> In other cases, i.e., business acquisition: If any amount is received for not carrying on any business or profession or for not sharing any know-how, patent, copyright, license, franchise or business or commercial right of similar nature, etc., then it will be taxable as income from business and profession for the payee/ seller.
An exception to the above is that any sum received for transfer of a right to carry on any business would be chargeable to tax as Capital Gains.
> In case a non-resident is receiving the payment, the relevant provisions of the tax treaty will also have to be analysed, while determining the tax implications for the payee/ seller.
Largely, the taxability of non-compete fees depends on the terms of the agreement. For example, if the transaction document for the transfer of shares/ business does not provide for any specific consideration towards non-compete fees, the taxpayer may seek to claim to tax the entire consideration (including non-compete fees) as capital gains. This treatment may offer a tax arbitrage opportunity to the taxpayer, since the said element would get taxed at 20% (if long-term in nature) instead of 30%. However, this carries the risk of litigation, since the tax authorities can seek to determine a proportion of the sale consideration towards such non-compete fees and levy higher tax by changing the nature of such allocated amount, as income from business and profession.
Further, in one case, it has been laid down that where capital asset is in the nature of the taxpayer’s right to carry on business, the non-compete consideration will be liable for capital gains. However, where the non-compete relates to a taxpayer who is actually carrying on the business and does not merely have a right, the tax may be charged as business income.
Clearly, no single explanation will fit all cases. Hence, while determining the tax implications in case of non-compete fees, it will be necessary to consider various factors, such as deal structure, nature of transaction, parties’ contractual intent, whether the transaction pertains to transfer of a right to carry on business or allowing the payer a right to stop the recipient party from undertaking a competing business, etc.
II. Indirect tax implications
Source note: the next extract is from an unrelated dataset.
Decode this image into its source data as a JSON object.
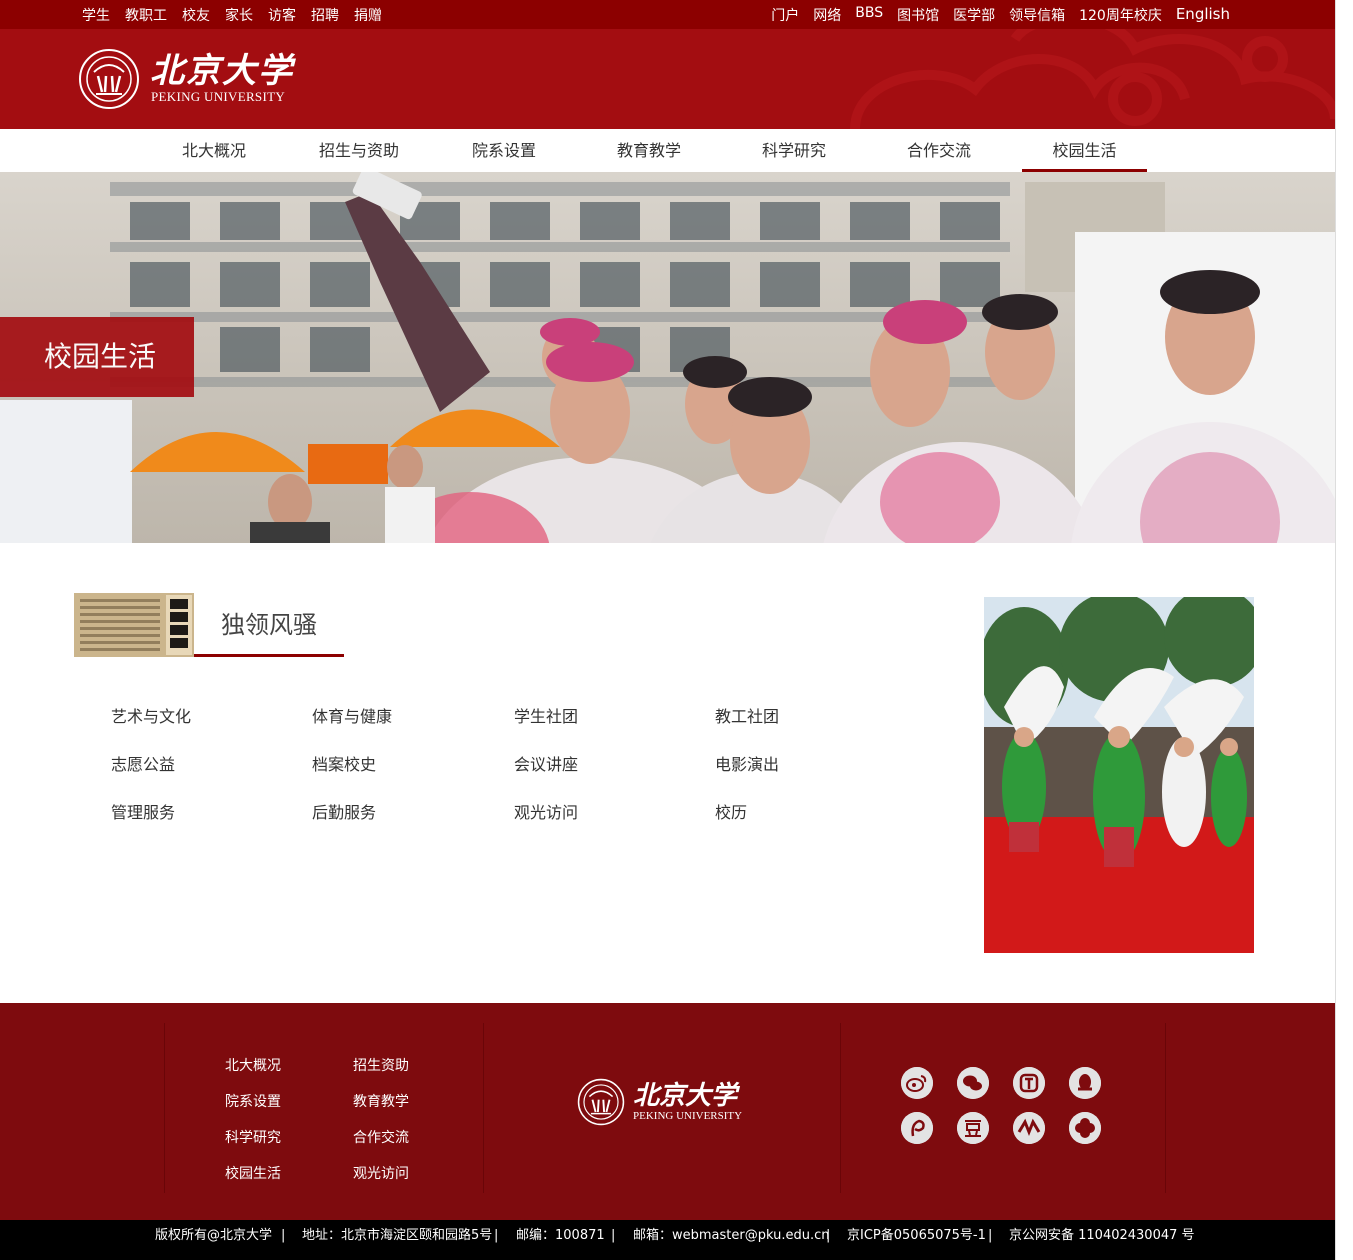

Non-compete fees fall within the ambit of indirect tax laws, since refraining from doing an act, tolerating an act or situation, and doing an act are all construed as a service, i.e., the person receiving non-compete fees will be assumed to be the person providing the services. Hence, the Goods and Service Tax (GST) implications will have to be evaluated in the case of both business and service agreements, including the non-complete clause. Further, in case the service provider (i.e. receiver of non-compete fees) is located outside the taxable territory but the service is being provided in the taxable territory, GST shall be payable by the service receiver (i.e. the person paying non-compete fees) under the reverse charge mechanism.
Non-compete agreements play a prominent role in today’s business environment. Non-compete fees can have far reaching implications under various laws as well as on general business functioning. Both the recipient (i.e. payee) and the payer of non-compete fees should weigh the impact under these regulations, especially under the income-tax laws. While there is sufficient clarity on the tax treatment of non-compete fees in the hands of the recipient of such fees, much needed guidance is still awaited from the tax authorities on its treatment in the hands of payer.